Provided material:
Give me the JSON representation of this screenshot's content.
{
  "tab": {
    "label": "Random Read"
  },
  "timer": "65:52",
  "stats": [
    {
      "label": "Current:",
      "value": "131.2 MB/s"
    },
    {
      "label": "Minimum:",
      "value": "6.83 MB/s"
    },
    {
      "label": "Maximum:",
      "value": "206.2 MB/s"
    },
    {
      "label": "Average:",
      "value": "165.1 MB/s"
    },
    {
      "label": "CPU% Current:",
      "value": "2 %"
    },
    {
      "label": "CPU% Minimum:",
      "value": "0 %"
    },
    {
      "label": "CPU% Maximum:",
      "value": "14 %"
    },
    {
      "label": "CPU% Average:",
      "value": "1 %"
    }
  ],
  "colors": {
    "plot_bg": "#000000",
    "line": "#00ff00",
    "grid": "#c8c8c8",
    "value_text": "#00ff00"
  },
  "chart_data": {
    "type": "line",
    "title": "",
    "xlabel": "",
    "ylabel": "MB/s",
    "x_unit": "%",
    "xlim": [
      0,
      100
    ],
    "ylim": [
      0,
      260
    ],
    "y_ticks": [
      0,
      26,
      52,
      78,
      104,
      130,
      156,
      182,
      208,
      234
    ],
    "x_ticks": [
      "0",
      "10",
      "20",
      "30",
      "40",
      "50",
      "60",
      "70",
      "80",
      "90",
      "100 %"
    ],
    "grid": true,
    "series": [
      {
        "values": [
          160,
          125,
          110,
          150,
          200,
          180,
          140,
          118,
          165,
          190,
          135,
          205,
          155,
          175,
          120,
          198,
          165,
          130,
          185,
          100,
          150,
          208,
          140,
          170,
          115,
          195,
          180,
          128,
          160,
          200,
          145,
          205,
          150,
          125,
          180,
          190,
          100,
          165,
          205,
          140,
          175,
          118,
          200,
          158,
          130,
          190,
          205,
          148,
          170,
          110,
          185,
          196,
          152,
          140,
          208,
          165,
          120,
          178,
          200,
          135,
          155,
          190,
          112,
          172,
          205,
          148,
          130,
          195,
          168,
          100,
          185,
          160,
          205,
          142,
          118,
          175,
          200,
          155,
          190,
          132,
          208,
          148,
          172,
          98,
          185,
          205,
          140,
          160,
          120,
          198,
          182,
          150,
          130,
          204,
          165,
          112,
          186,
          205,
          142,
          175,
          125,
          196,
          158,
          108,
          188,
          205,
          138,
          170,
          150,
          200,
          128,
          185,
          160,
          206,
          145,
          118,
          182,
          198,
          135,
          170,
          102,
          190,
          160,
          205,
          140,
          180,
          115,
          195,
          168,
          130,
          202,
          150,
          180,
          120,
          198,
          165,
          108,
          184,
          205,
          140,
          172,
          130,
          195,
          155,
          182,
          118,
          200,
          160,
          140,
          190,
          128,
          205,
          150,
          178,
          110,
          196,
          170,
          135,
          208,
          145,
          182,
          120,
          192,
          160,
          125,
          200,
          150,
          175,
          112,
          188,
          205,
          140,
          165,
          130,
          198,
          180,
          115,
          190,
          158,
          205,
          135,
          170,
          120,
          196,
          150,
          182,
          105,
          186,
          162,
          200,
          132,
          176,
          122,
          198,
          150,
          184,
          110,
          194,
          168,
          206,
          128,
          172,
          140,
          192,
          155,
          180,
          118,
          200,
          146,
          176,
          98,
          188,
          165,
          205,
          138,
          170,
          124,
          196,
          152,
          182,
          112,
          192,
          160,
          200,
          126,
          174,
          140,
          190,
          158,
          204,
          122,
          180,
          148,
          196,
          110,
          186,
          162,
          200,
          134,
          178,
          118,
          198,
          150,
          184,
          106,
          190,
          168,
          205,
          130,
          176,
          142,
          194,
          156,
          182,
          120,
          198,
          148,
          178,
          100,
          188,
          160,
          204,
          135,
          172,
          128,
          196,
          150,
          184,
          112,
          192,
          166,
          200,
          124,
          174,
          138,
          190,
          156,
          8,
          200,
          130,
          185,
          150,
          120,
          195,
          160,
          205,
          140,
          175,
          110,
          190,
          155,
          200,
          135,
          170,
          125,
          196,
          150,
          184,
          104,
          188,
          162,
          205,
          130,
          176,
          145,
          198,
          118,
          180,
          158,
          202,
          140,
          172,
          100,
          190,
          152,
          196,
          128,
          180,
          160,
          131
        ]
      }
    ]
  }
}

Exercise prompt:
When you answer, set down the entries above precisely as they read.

The completed task:
Give me the JSON representation of this screenshot's content.
{
  "tab": {
    "label": "Random Read"
  },
  "timer": "65:52",
  "stats": [
    {
      "label": "Current:",
      "value": "131.2 MB/s"
    },
    {
      "label": "Minimum:",
      "value": "6.83 MB/s"
    },
    {
      "label": "Maximum:",
      "value": "206.2 MB/s"
    },
    {
      "label": "Average:",
      "value": "165.1 MB/s"
    },
    {
      "label": "CPU% Current:",
      "value": "2 %"
    },
    {
      "label": "CPU% Minimum:",
      "value": "0 %"
    },
    {
      "label": "CPU% Maximum:",
      "value": "14 %"
    },
    {
      "label": "CPU% Average:",
      "value": "1 %"
    }
  ],
  "colors": {
    "plot_bg": "#000000",
    "line": "#00ff00",
    "grid": "#c8c8c8",
    "value_text": "#00ff00"
  },
  "chart_data": {
    "type": "line",
    "title": "",
    "xlabel": "",
    "ylabel": "MB/s",
    "x_unit": "%",
    "xlim": [
      0,
      100
    ],
    "ylim": [
      0,
      260
    ],
    "y_ticks": [
      0,
      26,
      52,
      78,
      104,
      130,
      156,
      182,
      208,
      234
    ],
    "x_ticks": [
      "0",
      "10",
      "20",
      "30",
      "40",
      "50",
      "60",
      "70",
      "80",
      "90",
      "100 %"
    ],
    "grid": true,
    "series": [
      {
        "values": [
          160,
          125,
          110,
          150,
          200,
          180,
          140,
          118,
          165,
          190,
          135,
          205,
          155,
          175,
          120,
          198,
          165,
          130,
          185,
          100,
          150,
          208,
          140,
          170,
          115,
          195,
          180,
          128,
          160,
          200,
          145,
          205,
          150,
          125,
          180,
          190,
          100,
          165,
          205,
          140,
          175,
          118,
          200,
          158,
          130,
          190,
          205,
          148,
          170,
          110,
          185,
          196,
          152,
          140,
          208,
          165,
          120,
          178,
          200,
          135,
          155,
          190,
          112,
          172,
          205,
          148,
          130,
          195,
          168,
          100,
          185,
          160,
          205,
          142,
          118,
          175,
          200,
          155,
          190,
          132,
          208,
          148,
          172,
          98,
          185,
          205,
          140,
          160,
          120,
          198,
          182,
          150,
          130,
          204,
          165,
          112,
          186,
          205,
          142,
          175,
          125,
          196,
          158,
          108,
          188,
          205,
          138,
          170,
          150,
          200,
          128,
          185,
          160,
          206,
          145,
          118,
          182,
          198,
          135,
          170,
          102,
          190,
          160,
          205,
          140,
          180,
          115,
          195,
          168,
          130,
          202,
          150,
          180,
          120,
          198,
          165,
          108,
          184,
          205,
          140,
          172,
          130,
          195,
          155,
          182,
          118,
          200,
          160,
          140,
          190,
          128,
          205,
          150,
          178,
          110,
          196,
          170,
          135,
          208,
          145,
          182,
          120,
          192,
          160,
          125,
          200,
          150,
          175,
          112,
          188,
          205,
          140,
          165,
          130,
          198,
          180,
          115,
          190,
          158,
          205,
          135,
          170,
          120,
          196,
          150,
          182,
          105,
          186,
          162,
          200,
          132,
          176,
          122,
          198,
          150,
          184,
          110,
          194,
          168,
          206,
          128,
          172,
          140,
          192,
          155,
          180,
          118,
          200,
          146,
          176,
          98,
          188,
          165,
          205,
          138,
          170,
          124,
          196,
          152,
          182,
          112,
          192,
          160,
          200,
          126,
          174,
          140,
          190,
          158,
          204,
          122,
          180,
          148,
          196,
          110,
          186,
          162,
          200,
          134,
          178,
          118,
          198,
          150,
          184,
          106,
          190,
          168,
          205,
          130,
          176,
          142,
          194,
          156,
          182,
          120,
          198,
          148,
          178,
          100,
          188,
          160,
          204,
          135,
          172,
          128,
          196,
          150,
          184,
          112,
          192,
          166,
          200,
          124,
          174,
          138,
          190,
          156,
          8,
          200,
          130,
          185,
          150,
          120,
          195,
          160,
          205,
          140,
          175,
          110,
          190,
          155,
          200,
          135,
          170,
          125,
          196,
          150,
          184,
          104,
          188,
          162,
          205,
          130,
          176,
          145,
          198,
          118,
          180,
          158,
          202,
          140,
          172,
          100,
          190,
          152,
          196,
          128,
          180,
          160,
          131
        ]
      }
    ]
  }
}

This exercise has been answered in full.